## AIM OF THE TASK:
Search the material for the string "icon" and copy each line where it occurs.

## MATERIAL SHOWN:
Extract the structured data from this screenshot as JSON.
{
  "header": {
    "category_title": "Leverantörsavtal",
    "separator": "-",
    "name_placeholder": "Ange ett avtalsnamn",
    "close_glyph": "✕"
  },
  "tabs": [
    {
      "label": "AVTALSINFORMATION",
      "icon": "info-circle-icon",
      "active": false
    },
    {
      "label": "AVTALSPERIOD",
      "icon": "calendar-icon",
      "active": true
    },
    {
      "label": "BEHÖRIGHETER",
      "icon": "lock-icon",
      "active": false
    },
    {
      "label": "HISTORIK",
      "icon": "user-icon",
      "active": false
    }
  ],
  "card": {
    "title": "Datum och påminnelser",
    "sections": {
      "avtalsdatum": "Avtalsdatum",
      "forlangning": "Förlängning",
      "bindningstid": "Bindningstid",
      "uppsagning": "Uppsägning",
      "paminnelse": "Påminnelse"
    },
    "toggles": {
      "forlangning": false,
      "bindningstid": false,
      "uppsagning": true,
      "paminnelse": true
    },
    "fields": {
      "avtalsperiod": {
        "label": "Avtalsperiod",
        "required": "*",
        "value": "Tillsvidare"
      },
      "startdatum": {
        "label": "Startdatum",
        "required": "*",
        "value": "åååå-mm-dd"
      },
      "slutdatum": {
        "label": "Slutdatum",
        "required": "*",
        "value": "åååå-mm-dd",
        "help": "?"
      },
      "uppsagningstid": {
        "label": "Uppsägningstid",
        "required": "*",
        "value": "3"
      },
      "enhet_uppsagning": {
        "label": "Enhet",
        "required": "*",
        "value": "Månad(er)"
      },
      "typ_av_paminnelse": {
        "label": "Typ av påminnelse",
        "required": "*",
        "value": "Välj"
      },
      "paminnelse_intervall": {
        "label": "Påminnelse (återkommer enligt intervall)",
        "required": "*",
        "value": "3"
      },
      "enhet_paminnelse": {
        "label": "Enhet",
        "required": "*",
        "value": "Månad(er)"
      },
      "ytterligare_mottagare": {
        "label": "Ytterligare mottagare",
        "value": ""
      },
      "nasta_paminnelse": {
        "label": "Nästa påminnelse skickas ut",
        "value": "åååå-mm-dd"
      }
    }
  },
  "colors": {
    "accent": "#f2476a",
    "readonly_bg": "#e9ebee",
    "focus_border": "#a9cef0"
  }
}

## RESULT:
      "icon": "info-circle-icon",
      "icon": "calendar-icon",
      "icon": "lock-icon",
      "icon": "user-icon",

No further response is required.